-- STUDY MATERIAL follows --

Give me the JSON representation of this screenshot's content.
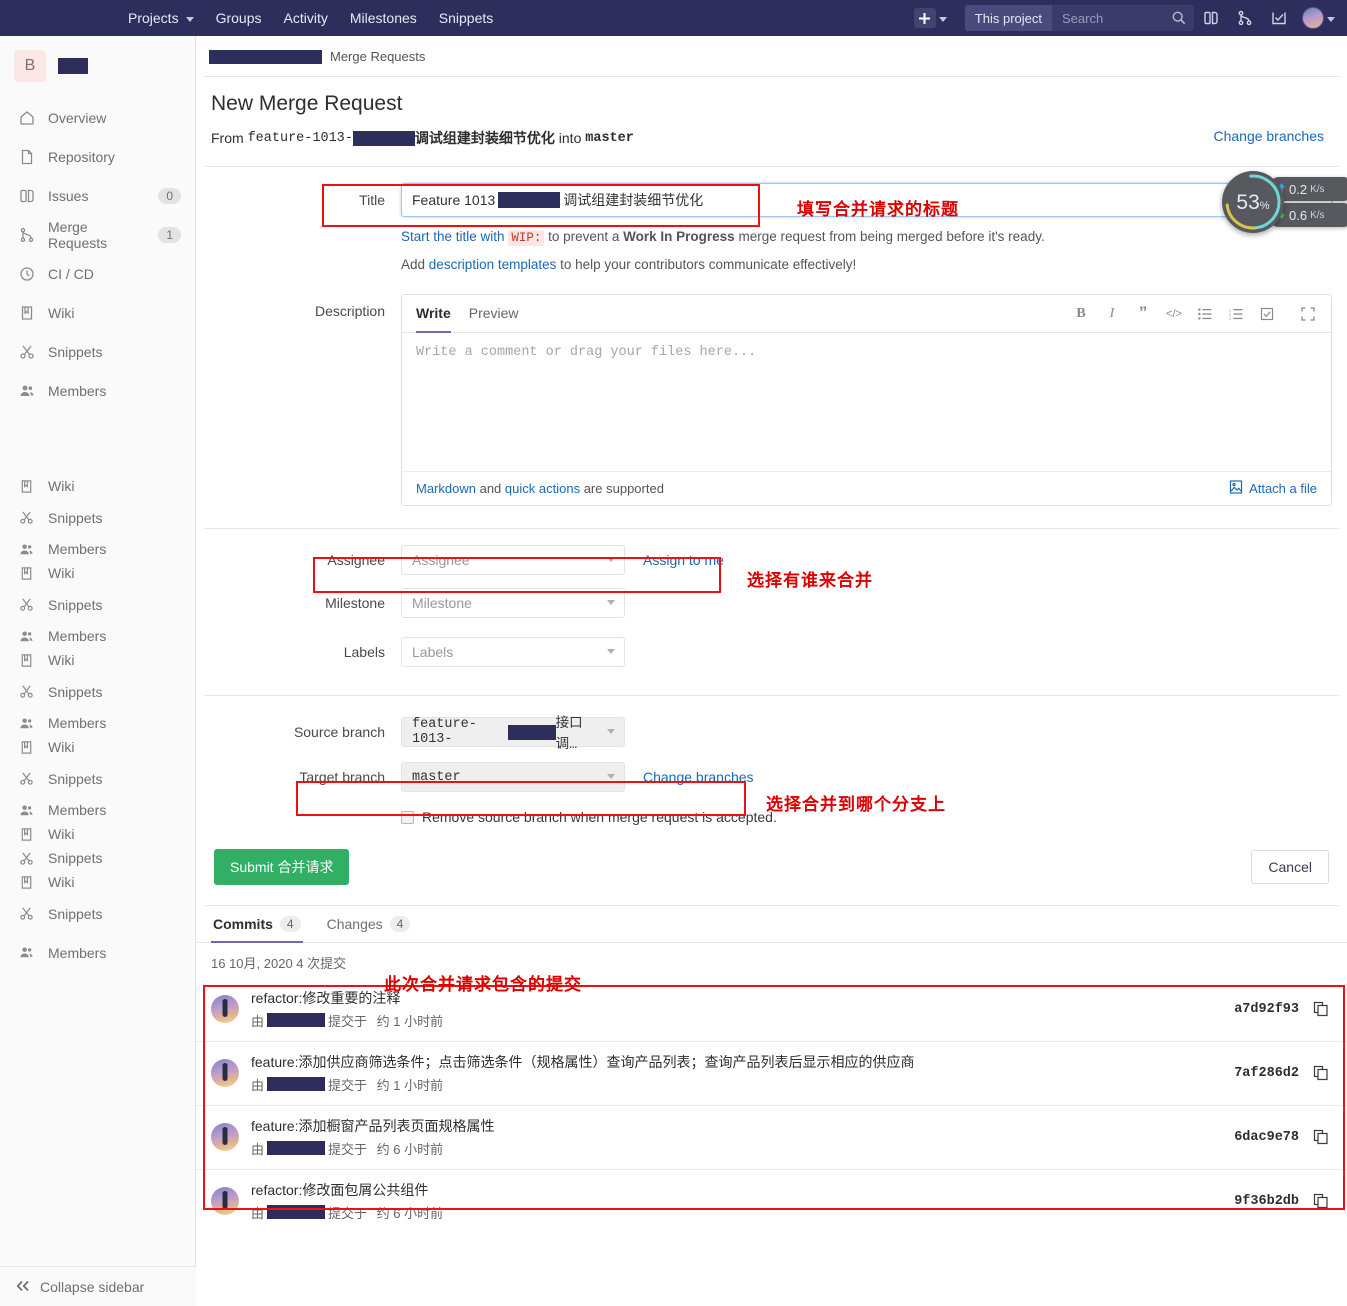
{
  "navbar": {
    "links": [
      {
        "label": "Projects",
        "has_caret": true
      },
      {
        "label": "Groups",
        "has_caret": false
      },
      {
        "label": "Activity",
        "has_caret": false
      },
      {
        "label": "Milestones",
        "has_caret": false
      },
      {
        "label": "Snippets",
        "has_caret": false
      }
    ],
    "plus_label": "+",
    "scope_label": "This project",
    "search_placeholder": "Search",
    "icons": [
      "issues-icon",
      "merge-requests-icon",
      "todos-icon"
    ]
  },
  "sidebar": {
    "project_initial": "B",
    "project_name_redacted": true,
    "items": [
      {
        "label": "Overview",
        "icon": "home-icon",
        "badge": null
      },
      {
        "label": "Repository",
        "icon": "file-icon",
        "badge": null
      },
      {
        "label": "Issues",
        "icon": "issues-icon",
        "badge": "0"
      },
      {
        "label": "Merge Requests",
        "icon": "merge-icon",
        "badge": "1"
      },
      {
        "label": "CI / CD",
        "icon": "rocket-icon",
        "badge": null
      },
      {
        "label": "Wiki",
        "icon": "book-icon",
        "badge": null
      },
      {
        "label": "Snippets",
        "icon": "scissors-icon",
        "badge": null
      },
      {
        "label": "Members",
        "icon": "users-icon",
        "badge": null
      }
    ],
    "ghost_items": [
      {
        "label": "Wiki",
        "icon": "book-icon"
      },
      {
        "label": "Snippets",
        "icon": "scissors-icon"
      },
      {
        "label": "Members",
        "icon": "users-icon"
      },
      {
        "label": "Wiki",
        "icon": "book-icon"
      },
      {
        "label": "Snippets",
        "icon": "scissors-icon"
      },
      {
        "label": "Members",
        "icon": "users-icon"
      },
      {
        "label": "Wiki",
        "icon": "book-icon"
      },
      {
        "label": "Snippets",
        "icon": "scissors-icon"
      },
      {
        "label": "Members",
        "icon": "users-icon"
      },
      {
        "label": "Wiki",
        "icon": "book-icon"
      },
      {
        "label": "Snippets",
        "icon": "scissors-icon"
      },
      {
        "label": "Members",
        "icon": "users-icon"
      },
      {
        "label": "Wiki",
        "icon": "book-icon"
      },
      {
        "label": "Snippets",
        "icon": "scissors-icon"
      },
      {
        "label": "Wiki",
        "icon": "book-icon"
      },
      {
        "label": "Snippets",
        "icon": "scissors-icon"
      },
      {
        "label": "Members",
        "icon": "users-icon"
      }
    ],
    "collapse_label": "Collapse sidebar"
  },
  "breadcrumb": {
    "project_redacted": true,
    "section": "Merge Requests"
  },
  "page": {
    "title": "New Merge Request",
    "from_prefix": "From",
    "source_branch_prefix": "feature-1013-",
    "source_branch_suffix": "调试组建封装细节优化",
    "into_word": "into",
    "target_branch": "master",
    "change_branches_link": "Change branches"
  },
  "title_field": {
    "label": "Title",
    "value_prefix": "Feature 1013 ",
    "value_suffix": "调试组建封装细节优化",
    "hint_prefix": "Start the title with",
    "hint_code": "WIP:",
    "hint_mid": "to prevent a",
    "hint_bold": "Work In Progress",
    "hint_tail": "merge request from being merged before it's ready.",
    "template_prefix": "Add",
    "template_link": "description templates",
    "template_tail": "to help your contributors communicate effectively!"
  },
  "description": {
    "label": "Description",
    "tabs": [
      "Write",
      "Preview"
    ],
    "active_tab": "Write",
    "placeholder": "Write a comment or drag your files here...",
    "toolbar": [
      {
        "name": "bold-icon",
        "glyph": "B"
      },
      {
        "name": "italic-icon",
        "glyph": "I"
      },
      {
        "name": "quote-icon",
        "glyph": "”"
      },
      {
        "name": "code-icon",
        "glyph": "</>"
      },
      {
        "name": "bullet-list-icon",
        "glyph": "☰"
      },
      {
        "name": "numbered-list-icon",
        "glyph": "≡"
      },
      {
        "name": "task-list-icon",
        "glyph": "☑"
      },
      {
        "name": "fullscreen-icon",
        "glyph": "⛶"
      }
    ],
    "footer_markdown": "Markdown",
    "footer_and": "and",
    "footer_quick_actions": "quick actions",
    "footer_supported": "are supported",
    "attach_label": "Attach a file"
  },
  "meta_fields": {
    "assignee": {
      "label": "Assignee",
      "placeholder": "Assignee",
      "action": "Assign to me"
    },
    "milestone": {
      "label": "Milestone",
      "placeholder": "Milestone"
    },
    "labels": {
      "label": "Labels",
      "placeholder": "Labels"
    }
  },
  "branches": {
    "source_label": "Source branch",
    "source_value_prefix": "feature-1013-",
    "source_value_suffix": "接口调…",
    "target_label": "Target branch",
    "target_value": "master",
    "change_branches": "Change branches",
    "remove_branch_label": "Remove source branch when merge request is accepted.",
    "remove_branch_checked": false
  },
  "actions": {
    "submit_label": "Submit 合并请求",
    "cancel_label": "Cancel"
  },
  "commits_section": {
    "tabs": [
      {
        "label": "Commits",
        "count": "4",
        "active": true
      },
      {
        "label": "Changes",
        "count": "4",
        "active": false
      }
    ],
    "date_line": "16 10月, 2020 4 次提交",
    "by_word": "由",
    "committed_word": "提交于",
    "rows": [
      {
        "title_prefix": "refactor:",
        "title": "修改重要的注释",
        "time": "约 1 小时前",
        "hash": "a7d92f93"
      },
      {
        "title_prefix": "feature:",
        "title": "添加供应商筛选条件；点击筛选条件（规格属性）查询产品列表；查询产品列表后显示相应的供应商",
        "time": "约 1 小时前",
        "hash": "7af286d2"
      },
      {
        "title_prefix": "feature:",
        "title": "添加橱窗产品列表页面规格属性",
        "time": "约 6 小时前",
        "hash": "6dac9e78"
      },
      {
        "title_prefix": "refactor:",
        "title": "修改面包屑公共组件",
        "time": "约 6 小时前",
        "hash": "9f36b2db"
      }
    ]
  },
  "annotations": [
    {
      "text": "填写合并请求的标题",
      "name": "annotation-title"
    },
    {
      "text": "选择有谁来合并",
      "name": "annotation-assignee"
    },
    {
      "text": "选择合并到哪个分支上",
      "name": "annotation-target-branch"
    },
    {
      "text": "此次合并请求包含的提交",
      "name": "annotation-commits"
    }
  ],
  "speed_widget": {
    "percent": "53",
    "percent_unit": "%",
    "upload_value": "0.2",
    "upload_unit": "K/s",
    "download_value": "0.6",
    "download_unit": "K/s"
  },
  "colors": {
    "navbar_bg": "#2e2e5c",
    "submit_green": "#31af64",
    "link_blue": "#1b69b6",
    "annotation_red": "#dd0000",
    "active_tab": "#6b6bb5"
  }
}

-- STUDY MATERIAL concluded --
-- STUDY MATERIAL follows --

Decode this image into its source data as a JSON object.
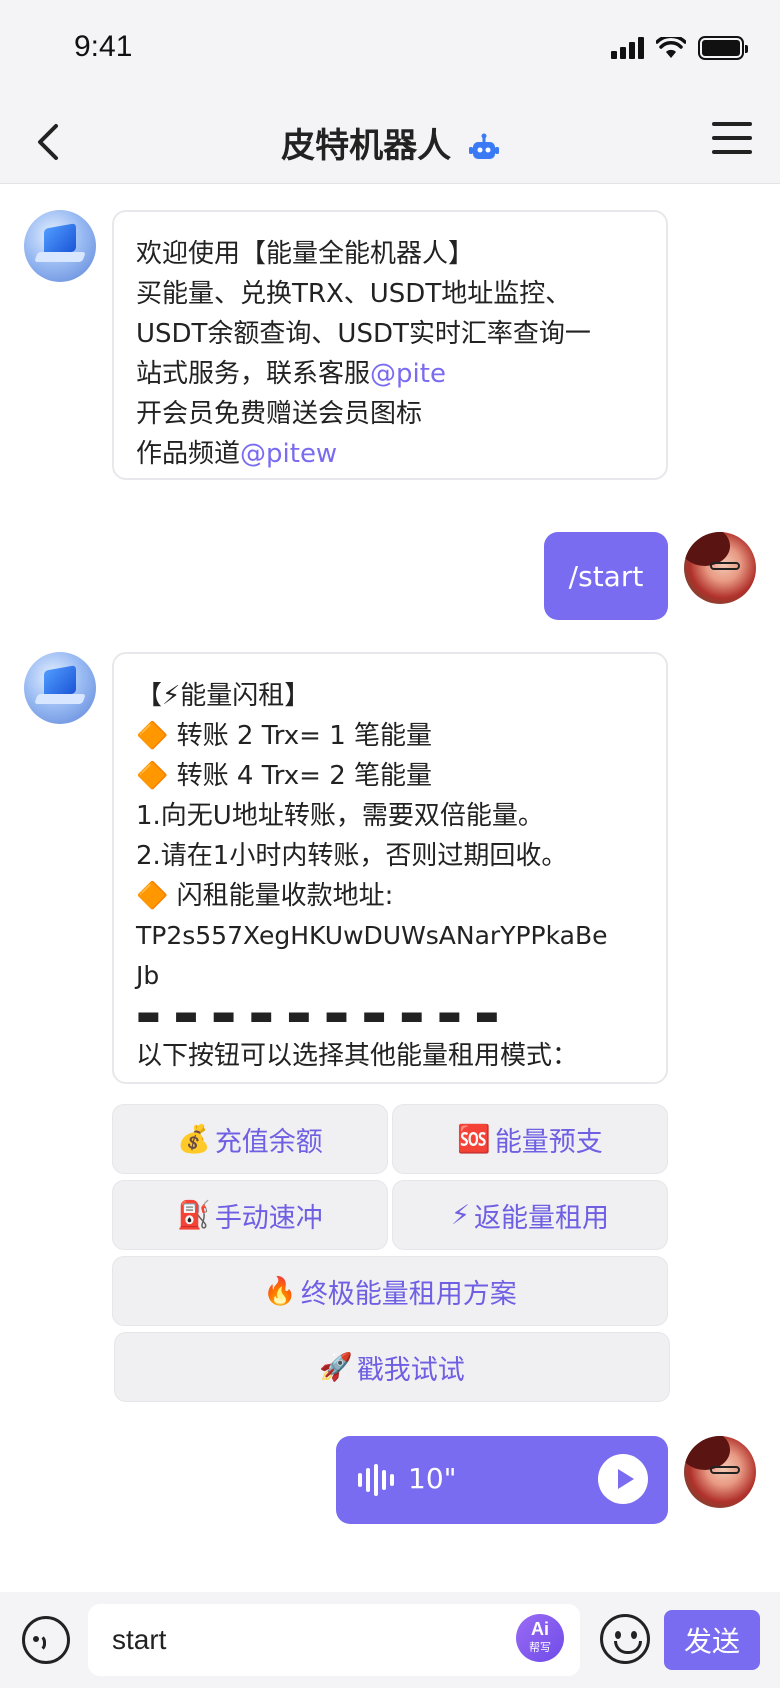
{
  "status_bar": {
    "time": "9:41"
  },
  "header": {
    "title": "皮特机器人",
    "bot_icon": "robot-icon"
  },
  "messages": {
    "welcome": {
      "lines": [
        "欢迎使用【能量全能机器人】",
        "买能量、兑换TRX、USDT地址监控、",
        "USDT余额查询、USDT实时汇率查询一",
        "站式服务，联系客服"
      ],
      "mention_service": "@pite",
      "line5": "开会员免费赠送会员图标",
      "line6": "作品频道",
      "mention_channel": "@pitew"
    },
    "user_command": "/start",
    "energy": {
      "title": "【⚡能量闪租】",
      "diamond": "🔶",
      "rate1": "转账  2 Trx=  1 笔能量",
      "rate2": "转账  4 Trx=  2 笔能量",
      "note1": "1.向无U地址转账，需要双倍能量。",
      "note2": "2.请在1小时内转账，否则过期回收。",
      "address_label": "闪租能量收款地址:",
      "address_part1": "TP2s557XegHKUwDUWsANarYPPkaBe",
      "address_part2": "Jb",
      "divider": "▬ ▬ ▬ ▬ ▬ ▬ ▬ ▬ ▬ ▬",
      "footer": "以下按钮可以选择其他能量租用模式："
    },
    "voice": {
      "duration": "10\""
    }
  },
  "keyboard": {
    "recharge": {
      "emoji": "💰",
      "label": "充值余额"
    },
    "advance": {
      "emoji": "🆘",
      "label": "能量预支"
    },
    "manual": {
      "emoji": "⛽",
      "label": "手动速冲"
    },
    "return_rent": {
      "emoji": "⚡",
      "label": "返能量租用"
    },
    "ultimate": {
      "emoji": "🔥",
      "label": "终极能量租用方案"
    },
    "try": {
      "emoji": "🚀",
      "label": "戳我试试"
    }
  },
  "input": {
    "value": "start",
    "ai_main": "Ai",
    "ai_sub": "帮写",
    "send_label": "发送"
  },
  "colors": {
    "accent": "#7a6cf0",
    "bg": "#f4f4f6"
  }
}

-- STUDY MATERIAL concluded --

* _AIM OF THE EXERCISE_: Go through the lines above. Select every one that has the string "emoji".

* _WRITTEN REPLY_:
      "emoji": "💰",
      "emoji": "🆘",
      "emoji": "⛽",
      "emoji": "⚡",
      "emoji": "🔥",
      "emoji": "🚀",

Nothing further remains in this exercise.